* [Available data]
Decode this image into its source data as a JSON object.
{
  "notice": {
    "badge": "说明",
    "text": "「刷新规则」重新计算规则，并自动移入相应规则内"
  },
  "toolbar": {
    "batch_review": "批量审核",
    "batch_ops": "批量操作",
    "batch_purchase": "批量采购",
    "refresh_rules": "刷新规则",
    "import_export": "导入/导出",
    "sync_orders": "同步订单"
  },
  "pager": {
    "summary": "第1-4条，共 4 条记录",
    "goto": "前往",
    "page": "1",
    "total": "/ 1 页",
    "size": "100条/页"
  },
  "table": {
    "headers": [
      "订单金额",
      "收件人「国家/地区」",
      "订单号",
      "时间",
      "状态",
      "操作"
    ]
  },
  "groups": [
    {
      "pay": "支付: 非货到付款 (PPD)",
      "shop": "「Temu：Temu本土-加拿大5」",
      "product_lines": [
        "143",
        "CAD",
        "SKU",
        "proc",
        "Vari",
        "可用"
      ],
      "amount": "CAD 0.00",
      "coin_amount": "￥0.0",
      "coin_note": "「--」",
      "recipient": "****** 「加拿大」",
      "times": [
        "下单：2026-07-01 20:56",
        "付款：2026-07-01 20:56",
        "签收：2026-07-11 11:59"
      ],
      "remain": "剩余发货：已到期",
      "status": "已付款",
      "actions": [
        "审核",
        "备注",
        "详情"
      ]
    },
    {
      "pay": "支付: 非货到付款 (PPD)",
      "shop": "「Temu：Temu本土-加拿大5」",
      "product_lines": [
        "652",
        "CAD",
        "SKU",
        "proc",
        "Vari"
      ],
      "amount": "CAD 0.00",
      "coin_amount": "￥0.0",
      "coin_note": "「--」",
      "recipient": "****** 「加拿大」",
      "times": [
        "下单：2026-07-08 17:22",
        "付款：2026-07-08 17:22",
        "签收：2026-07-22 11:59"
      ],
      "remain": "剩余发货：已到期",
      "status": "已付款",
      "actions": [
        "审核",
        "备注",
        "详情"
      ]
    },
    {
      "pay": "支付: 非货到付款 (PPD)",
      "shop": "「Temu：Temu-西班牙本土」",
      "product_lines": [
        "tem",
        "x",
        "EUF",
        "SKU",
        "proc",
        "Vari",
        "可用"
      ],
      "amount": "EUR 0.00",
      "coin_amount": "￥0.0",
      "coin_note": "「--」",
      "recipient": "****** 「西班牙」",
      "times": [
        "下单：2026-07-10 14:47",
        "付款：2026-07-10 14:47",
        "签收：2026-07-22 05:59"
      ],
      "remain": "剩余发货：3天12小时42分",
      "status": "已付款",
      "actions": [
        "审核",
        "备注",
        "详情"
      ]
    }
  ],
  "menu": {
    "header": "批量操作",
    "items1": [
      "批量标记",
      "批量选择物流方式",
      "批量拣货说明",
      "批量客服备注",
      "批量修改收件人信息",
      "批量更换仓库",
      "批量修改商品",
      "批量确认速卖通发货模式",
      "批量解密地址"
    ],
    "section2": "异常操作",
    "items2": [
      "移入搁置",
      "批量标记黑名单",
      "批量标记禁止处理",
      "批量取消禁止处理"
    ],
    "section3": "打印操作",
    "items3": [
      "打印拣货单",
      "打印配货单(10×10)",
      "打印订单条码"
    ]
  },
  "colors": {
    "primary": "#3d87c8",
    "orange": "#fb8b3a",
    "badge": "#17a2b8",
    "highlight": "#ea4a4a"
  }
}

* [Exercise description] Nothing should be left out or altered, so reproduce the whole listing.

* [Solution for this problem]
Decode this image into its source data as a JSON object.
{
  "notice": {
    "badge": "说明",
    "text": "「刷新规则」重新计算规则，并自动移入相应规则内"
  },
  "toolbar": {
    "batch_review": "批量审核",
    "batch_ops": "批量操作",
    "batch_purchase": "批量采购",
    "refresh_rules": "刷新规则",
    "import_export": "导入/导出",
    "sync_orders": "同步订单"
  },
  "pager": {
    "summary": "第1-4条，共 4 条记录",
    "goto": "前往",
    "page": "1",
    "total": "/ 1 页",
    "size": "100条/页"
  },
  "table": {
    "headers": [
      "订单金额",
      "收件人「国家/地区」",
      "订单号",
      "时间",
      "状态",
      "操作"
    ]
  },
  "groups": [
    {
      "pay": "支付: 非货到付款 (PPD)",
      "shop": "「Temu：Temu本土-加拿大5」",
      "product_lines": [
        "143",
        "CAD",
        "SKU",
        "proc",
        "Vari",
        "可用"
      ],
      "amount": "CAD 0.00",
      "coin_amount": "￥0.0",
      "coin_note": "「--」",
      "recipient": "****** 「加拿大」",
      "times": [
        "下单：2026-07-01 20:56",
        "付款：2026-07-01 20:56",
        "签收：2026-07-11 11:59"
      ],
      "remain": "剩余发货：已到期",
      "status": "已付款",
      "actions": [
        "审核",
        "备注",
        "详情"
      ]
    },
    {
      "pay": "支付: 非货到付款 (PPD)",
      "shop": "「Temu：Temu本土-加拿大5」",
      "product_lines": [
        "652",
        "CAD",
        "SKU",
        "proc",
        "Vari"
      ],
      "amount": "CAD 0.00",
      "coin_amount": "￥0.0",
      "coin_note": "「--」",
      "recipient": "****** 「加拿大」",
      "times": [
        "下单：2026-07-08 17:22",
        "付款：2026-07-08 17:22",
        "签收：2026-07-22 11:59"
      ],
      "remain": "剩余发货：已到期",
      "status": "已付款",
      "actions": [
        "审核",
        "备注",
        "详情"
      ]
    },
    {
      "pay": "支付: 非货到付款 (PPD)",
      "shop": "「Temu：Temu-西班牙本土」",
      "product_lines": [
        "tem",
        "x",
        "EUF",
        "SKU",
        "proc",
        "Vari",
        "可用"
      ],
      "amount": "EUR 0.00",
      "coin_amount": "￥0.0",
      "coin_note": "「--」",
      "recipient": "****** 「西班牙」",
      "times": [
        "下单：2026-07-10 14:47",
        "付款：2026-07-10 14:47",
        "签收：2026-07-22 05:59"
      ],
      "remain": "剩余发货：3天12小时42分",
      "status": "已付款",
      "actions": [
        "审核",
        "备注",
        "详情"
      ]
    }
  ],
  "menu": {
    "header": "批量操作",
    "items1": [
      "批量标记",
      "批量选择物流方式",
      "批量拣货说明",
      "批量客服备注",
      "批量修改收件人信息",
      "批量更换仓库",
      "批量修改商品",
      "批量确认速卖通发货模式",
      "批量解密地址"
    ],
    "section2": "异常操作",
    "items2": [
      "移入搁置",
      "批量标记黑名单",
      "批量标记禁止处理",
      "批量取消禁止处理"
    ],
    "section3": "打印操作",
    "items3": [
      "打印拣货单",
      "打印配货单(10×10)",
      "打印订单条码"
    ]
  },
  "colors": {
    "primary": "#3d87c8",
    "orange": "#fb8b3a",
    "badge": "#17a2b8",
    "highlight": "#ea4a4a"
  }
}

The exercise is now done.